Maybe that’s you right now. You know your service member dealt with some scary, ugly stuff during his or her deployment, and you’re hoping it’s not impacting his every day life. You see some signs of coping behaviors, but is what you are seeing PTSD? And how bad is it really?
Sometimes I think PTSD is like a chip in your windshield. What starts as one little indicator that you have a problem spreads over time until one day you hit a bump in the road, and the whole thing spiders and cracks. Looking back you can see how the problem started. You can see what you would’ve done differently. But in the moment you have no idea.
I had the chance to talk to Elizabeth Haag, whose family was one of the inspirations behind the new book Great Falls, a novel about PTSD. She has walked a PTSD recovery road with her retired Marine Corps husband Jason Haag. His PTSD problems stemmed from his first deployment – but it was not until after his third deployment that she saw him snap, becoming a completely different person from the man she married. First kind the emotional distance, than very quickly behind it the anger and aggression. Although the have received help now, PTSD has forever changed their lives.

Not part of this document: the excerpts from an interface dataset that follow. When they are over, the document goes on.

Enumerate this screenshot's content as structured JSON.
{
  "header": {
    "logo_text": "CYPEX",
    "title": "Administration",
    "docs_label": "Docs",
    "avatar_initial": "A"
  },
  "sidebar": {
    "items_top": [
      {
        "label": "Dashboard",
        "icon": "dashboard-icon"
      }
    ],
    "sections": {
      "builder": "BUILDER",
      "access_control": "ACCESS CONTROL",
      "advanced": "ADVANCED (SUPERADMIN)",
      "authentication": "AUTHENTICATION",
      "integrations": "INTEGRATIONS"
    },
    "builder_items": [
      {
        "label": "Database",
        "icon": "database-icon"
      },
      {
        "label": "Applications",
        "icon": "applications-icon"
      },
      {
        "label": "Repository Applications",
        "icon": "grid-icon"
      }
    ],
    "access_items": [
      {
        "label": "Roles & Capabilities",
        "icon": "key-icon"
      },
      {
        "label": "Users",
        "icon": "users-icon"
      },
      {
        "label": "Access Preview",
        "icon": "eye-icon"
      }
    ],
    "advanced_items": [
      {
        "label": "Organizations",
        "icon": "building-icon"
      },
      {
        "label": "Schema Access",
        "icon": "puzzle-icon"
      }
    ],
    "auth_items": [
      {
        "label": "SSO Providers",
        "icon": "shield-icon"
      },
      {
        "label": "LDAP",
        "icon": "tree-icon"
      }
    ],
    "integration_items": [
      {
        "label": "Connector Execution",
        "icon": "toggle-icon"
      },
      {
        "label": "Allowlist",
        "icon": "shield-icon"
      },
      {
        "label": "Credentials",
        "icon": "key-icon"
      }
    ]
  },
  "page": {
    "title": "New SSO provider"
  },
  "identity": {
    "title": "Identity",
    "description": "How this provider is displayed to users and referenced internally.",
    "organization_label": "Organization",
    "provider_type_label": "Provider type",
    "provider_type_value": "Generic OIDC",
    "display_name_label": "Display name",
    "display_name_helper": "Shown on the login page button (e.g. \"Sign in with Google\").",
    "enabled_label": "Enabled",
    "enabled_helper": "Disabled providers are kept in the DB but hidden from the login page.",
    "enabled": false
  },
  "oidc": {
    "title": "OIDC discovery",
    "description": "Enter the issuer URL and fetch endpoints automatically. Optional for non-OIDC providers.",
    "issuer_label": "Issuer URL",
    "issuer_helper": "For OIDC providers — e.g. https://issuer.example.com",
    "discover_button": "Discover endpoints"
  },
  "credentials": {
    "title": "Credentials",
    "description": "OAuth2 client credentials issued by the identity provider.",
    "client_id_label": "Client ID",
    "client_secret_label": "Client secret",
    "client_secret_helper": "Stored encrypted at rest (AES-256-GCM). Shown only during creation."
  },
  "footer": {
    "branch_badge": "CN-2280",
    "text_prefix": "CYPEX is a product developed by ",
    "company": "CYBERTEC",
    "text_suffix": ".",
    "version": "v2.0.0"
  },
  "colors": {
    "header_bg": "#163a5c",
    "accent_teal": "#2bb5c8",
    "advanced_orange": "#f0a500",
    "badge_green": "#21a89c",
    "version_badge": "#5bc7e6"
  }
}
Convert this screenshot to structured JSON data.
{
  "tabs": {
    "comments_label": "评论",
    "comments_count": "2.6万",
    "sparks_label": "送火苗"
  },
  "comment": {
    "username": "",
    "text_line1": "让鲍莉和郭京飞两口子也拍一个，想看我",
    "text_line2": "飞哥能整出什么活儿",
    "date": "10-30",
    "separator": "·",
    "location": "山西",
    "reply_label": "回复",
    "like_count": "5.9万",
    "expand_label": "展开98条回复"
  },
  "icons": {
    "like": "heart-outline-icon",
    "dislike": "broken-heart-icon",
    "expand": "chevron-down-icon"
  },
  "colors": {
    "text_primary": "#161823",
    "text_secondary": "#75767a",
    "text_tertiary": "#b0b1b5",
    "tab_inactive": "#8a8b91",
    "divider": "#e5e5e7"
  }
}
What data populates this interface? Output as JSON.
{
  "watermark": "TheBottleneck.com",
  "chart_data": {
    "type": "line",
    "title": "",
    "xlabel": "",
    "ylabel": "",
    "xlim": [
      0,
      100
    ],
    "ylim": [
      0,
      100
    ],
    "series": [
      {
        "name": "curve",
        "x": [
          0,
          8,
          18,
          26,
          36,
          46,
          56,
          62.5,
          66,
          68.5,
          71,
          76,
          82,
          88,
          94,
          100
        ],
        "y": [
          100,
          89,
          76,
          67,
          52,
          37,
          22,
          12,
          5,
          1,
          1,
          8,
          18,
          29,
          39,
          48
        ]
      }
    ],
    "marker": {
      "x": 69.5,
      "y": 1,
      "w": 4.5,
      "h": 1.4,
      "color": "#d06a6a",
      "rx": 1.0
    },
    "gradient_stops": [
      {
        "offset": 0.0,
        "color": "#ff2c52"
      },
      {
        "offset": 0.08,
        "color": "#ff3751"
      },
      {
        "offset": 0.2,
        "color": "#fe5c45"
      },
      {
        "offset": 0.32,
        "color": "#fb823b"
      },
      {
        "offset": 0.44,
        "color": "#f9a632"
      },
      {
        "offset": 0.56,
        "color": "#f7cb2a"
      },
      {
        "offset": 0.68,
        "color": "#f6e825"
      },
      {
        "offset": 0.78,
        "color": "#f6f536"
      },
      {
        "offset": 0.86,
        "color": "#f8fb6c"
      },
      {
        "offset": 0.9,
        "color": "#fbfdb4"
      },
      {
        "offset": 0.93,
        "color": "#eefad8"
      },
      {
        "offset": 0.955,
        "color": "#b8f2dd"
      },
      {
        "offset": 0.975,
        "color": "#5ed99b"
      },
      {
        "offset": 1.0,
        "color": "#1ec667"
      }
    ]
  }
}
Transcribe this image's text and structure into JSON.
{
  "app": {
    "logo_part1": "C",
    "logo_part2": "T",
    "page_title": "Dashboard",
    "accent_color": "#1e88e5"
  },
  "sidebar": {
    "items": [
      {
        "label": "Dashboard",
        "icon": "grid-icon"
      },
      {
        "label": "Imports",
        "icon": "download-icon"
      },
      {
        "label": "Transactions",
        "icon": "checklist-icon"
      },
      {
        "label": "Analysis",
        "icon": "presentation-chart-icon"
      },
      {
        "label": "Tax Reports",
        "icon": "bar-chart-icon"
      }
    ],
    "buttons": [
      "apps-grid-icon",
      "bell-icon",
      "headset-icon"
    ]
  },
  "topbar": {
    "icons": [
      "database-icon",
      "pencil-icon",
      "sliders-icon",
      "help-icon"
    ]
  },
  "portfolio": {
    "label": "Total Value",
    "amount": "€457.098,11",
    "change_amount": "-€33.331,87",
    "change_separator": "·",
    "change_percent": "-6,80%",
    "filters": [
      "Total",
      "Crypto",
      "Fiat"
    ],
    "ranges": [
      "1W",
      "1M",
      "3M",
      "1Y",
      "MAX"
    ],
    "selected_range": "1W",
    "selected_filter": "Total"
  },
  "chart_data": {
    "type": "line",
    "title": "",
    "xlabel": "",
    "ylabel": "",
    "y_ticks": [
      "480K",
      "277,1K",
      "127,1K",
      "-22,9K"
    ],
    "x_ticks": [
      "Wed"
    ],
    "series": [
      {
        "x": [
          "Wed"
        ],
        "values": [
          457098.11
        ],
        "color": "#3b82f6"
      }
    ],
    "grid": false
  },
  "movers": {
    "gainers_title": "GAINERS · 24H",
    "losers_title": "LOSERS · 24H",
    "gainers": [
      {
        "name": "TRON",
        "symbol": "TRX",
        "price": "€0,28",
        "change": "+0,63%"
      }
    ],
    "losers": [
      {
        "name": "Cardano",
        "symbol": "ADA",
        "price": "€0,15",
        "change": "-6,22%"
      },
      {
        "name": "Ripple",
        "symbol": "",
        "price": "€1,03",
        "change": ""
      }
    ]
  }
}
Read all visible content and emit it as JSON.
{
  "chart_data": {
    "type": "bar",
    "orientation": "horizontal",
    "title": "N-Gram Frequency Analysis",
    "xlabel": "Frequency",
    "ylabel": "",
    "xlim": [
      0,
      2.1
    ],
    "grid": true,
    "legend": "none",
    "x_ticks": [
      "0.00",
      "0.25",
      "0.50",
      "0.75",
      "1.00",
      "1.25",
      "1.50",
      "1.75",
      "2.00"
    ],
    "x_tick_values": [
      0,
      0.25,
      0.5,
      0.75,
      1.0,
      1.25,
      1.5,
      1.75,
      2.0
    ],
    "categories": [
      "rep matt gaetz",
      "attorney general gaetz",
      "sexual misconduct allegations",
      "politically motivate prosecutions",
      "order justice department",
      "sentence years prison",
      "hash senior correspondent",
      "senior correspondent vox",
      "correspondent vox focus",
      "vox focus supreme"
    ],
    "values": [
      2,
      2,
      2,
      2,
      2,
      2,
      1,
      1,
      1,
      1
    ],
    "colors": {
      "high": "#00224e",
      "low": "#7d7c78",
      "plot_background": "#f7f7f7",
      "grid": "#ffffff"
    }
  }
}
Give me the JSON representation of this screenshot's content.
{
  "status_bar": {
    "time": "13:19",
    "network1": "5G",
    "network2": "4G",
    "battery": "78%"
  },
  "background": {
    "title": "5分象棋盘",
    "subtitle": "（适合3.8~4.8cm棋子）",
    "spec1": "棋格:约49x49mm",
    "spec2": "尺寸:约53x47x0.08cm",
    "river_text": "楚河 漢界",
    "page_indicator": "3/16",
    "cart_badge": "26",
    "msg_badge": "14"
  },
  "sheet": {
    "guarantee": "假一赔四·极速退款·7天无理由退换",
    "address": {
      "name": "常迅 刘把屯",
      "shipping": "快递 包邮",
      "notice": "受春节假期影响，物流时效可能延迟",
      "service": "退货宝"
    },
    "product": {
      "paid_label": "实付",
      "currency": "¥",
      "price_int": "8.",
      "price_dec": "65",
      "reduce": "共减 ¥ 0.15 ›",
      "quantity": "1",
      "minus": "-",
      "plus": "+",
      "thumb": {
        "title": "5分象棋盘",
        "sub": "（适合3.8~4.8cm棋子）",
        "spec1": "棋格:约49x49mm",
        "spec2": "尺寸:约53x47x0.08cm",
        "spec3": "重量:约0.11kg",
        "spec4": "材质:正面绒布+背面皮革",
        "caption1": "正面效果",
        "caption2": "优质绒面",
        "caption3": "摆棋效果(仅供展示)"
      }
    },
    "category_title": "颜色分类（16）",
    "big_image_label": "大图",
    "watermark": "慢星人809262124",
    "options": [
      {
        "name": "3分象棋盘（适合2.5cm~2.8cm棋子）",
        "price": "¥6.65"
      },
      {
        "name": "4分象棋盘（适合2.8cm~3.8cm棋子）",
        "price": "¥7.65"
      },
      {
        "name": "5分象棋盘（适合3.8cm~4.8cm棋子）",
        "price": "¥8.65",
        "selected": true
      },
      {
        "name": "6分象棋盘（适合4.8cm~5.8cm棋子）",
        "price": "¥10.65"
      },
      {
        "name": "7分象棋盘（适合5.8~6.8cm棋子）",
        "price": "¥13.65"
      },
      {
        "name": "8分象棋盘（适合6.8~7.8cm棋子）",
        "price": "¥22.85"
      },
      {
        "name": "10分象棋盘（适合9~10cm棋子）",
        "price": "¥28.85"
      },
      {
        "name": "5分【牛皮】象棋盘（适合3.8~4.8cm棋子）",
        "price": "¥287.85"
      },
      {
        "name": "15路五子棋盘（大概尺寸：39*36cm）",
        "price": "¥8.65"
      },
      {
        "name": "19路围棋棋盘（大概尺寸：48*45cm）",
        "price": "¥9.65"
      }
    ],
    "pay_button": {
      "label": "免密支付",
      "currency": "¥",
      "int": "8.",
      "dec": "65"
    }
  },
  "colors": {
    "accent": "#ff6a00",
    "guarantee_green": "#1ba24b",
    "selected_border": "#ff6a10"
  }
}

I asked Elizabeth what she thinks military spouses who are in the process of figuring out how to deal with PTSD should know about the journey ahead of them – what she learned that she would like to pass on. Here is what she told me.
3 Things Military Spouses Dealing With PTSD Should KnowAsk for help. When Jason came home in 2010 from his third deployment, Elizabeth immediately saw something was wrong, she said. “He looked like ‘whose kids are these and why are they touching me?’” when they greeted him at homecoming. Still, it was a long road before Jason was able to get the help that he needed, in part because of the continuing stigma at the time over getting assistance. Elizabeth know advices that spouses who suspect their service members may be dealing with PTSD seek out professional guidance from military health providers on base. She said the chain of command may also be an option for those who don’t know where else to turn.
Get help for yourself. Spouses may feel like they’re the only thing holding their family together during those high stress times dealing with the new normal of life with PTSD. And that’s why it’s so important they get help, too.
“You have to get your own help. All those years that I was going through this myself, I didn’t see a therapist either because of this whole stigma of ‘oh we don’t talk about this,’” she told me. “The same stigma that he bought into, I bought into – and it’s just not true. … Even if your spouse won’t deal with their issue, you have to learn to deal with it yourself.”
Just be there. While it’s hard to sit back and watch your service member struggle, sometimes you have to wait for them to be willing to get help – and that’s OK, Elizabeth said.
“I think that honestly the only thing that you can do is continue to be supportive, and as long as safety is not an issue, you can listen and not be judgmental,” she said.